Exercise —
Copy each line below in which the string "image" occurs.

***

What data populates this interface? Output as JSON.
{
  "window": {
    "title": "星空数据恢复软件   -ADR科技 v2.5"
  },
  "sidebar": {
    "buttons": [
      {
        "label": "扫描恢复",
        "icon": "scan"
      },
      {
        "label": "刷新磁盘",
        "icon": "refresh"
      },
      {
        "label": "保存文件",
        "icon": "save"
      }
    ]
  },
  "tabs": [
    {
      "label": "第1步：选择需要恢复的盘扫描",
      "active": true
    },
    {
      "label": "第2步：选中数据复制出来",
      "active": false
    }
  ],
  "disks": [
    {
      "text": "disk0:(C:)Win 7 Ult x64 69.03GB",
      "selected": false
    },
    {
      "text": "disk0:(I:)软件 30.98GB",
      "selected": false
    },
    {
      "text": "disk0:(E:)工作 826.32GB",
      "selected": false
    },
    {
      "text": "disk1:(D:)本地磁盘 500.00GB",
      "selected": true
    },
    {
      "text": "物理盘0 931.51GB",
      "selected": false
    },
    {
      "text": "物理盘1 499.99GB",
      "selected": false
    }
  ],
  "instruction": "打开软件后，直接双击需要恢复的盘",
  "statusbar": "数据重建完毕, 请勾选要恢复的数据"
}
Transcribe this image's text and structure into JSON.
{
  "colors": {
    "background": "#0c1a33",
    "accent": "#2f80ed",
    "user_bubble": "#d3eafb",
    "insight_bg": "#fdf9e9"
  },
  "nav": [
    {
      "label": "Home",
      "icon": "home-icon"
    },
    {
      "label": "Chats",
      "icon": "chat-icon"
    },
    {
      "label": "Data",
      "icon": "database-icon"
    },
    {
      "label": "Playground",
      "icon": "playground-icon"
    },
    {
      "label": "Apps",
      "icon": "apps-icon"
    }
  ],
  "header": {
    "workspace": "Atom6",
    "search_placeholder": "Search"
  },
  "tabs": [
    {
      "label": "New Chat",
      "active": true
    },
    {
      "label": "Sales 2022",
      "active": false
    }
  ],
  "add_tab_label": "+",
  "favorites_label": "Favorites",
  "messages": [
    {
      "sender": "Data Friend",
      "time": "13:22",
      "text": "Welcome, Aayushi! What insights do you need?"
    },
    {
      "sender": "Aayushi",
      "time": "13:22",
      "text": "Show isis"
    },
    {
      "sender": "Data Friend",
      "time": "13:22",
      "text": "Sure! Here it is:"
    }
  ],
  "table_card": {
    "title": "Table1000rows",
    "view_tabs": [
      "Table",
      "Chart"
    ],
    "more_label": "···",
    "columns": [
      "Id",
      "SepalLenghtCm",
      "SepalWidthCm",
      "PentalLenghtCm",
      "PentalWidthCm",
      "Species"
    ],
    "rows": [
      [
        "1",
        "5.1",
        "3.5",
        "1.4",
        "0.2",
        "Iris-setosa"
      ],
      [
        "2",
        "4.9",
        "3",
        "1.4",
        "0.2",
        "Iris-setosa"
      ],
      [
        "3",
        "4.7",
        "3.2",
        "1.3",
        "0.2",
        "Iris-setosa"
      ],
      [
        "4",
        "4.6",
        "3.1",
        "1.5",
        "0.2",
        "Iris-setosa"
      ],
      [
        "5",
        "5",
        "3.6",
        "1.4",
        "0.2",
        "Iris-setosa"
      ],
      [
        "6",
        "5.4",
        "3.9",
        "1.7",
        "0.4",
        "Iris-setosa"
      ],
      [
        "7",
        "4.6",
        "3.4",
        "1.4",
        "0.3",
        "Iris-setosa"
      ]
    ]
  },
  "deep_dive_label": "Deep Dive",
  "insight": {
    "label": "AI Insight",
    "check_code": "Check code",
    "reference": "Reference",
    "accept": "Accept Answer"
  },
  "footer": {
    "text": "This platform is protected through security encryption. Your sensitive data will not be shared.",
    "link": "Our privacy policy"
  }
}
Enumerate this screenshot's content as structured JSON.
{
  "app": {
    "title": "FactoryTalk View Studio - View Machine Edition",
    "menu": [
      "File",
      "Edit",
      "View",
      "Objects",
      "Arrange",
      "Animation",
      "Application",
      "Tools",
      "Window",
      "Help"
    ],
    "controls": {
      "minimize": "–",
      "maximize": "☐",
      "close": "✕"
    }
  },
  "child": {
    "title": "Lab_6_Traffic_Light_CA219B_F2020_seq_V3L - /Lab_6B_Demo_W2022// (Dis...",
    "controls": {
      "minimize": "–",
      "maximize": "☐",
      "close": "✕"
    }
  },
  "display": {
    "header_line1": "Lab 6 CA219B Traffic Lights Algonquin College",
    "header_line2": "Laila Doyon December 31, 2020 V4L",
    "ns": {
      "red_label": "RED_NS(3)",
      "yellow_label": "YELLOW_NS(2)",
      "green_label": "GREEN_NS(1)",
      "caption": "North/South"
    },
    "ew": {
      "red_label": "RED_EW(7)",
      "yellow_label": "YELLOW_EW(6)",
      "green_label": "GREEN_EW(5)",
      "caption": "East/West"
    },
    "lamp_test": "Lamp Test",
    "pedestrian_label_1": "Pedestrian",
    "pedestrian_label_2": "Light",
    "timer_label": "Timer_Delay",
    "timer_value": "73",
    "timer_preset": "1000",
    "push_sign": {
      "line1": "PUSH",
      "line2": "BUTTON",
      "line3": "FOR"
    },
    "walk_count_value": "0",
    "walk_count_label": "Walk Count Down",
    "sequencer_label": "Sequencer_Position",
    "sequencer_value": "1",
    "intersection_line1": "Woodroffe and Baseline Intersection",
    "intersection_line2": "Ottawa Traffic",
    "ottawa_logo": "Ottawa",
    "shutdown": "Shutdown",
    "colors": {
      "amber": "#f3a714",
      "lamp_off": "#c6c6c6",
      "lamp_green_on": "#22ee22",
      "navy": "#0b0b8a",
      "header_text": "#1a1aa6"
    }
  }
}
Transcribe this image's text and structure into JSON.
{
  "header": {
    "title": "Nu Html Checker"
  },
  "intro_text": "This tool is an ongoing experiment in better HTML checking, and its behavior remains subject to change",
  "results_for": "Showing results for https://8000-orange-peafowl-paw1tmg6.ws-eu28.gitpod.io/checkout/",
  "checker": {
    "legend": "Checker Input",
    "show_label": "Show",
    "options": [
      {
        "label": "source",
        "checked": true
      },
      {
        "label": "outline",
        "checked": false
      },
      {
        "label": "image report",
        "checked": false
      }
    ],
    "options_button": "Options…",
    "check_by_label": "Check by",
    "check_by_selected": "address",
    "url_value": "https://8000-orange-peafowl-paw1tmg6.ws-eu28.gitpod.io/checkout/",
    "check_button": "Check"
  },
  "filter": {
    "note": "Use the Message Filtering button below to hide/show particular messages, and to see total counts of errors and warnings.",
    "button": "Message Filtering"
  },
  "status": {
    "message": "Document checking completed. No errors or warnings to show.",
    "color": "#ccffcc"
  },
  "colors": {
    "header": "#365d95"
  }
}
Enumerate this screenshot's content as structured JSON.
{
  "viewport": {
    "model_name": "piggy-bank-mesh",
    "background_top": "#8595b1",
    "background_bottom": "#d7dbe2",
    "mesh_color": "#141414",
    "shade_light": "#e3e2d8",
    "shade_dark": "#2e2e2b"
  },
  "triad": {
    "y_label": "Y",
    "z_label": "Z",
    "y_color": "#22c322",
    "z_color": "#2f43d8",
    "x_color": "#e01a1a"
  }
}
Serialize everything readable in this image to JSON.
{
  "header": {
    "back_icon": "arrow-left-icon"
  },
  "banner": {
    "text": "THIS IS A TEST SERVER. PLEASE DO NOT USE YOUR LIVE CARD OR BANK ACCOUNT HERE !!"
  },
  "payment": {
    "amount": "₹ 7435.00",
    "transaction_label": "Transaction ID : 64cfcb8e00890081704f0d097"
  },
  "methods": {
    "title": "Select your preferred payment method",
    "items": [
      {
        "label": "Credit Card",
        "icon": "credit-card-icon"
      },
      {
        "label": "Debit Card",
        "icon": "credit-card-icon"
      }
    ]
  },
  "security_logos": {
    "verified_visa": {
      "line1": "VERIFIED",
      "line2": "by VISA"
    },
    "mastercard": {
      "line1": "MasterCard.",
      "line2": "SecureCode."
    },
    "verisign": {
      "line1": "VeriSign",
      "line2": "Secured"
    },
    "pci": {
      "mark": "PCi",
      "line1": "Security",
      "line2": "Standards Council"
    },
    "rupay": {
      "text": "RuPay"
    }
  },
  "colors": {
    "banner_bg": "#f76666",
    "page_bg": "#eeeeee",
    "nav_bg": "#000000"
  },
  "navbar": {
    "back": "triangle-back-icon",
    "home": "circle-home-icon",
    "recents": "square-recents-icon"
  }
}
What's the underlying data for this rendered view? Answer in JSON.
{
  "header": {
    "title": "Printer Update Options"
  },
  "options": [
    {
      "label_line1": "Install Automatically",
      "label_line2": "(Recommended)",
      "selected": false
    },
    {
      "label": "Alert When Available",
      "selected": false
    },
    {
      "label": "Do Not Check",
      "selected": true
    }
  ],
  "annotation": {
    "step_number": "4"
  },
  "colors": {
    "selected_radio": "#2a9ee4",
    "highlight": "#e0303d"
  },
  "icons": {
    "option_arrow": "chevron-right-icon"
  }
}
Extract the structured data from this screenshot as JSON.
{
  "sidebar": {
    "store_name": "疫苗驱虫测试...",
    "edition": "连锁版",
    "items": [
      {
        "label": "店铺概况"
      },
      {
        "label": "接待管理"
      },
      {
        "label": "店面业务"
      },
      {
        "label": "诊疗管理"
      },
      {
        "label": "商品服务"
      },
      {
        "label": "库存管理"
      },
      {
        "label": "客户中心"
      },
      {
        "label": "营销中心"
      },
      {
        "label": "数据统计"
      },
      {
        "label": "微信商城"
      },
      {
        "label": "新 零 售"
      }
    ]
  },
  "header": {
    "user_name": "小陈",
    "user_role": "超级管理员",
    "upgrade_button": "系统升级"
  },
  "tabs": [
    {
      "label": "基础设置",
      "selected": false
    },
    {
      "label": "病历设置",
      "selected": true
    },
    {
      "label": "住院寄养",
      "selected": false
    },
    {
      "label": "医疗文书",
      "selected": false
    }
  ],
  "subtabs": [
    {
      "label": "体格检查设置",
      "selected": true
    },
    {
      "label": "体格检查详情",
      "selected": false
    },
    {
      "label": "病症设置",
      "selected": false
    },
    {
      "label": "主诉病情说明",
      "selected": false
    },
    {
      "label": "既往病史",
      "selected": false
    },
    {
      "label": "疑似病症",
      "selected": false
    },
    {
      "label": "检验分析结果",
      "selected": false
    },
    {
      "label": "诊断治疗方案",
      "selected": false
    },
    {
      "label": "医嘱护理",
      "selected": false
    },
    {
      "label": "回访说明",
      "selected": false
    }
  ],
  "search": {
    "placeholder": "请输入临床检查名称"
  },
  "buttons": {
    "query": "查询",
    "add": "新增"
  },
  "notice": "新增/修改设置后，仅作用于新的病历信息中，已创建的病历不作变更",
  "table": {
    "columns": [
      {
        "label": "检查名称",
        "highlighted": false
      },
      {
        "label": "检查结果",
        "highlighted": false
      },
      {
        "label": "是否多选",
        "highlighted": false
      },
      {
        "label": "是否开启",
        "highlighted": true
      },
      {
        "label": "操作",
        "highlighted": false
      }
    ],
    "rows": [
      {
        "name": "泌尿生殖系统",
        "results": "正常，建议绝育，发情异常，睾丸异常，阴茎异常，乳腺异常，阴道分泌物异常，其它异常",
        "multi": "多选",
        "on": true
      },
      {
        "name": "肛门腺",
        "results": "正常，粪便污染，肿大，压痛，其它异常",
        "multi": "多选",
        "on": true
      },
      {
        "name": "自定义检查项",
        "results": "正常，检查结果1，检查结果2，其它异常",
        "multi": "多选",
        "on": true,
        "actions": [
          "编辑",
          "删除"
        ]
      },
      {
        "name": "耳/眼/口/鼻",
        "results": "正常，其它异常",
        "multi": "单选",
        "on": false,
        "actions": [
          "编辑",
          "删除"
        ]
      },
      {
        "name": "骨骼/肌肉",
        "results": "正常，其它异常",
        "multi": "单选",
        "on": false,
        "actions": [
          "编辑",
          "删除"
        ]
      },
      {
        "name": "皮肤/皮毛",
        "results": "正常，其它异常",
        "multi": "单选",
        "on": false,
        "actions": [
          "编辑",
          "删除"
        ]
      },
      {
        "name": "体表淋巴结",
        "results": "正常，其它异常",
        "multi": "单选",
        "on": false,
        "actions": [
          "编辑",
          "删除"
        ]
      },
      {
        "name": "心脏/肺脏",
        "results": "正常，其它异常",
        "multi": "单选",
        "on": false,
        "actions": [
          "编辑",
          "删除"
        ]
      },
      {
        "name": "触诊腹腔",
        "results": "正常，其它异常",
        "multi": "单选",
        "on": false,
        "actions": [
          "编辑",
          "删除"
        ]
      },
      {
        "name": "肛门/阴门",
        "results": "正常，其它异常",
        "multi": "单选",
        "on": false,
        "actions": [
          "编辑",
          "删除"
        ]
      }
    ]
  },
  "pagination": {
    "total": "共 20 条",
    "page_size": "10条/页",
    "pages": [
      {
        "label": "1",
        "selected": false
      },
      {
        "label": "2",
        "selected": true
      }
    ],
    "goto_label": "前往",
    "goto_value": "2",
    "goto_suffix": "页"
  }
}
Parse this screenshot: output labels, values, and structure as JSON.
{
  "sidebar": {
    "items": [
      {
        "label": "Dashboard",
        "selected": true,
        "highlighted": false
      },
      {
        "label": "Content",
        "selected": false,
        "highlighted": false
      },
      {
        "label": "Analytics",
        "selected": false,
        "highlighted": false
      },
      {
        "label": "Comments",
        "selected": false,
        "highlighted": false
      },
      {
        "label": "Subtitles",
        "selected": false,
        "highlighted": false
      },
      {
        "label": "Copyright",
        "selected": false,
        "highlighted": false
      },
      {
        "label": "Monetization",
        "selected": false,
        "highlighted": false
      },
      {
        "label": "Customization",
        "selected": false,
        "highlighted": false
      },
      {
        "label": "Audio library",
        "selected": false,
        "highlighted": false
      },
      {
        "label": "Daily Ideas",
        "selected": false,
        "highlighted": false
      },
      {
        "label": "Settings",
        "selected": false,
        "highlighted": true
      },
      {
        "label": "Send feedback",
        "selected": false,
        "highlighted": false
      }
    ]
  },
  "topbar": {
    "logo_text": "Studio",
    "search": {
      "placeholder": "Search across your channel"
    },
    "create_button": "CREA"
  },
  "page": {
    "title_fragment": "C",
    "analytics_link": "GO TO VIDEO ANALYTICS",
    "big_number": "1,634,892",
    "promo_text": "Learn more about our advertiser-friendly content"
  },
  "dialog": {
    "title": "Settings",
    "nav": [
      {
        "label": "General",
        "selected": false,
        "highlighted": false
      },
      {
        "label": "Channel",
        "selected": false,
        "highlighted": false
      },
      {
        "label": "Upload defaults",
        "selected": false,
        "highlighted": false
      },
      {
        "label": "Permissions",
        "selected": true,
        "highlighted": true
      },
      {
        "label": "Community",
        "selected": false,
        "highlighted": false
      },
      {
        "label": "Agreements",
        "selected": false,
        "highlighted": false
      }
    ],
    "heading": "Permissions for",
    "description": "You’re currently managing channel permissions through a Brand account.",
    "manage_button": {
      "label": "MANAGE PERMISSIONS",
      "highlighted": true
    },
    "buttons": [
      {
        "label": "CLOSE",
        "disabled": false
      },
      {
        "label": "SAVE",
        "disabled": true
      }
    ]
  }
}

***

Solution for this problem —
Transcribe this image's text and structure into JSON.
Transcribe this image's text and structure into JSON.
        "label": "image report",
Serialize everything readable in this image to JSON.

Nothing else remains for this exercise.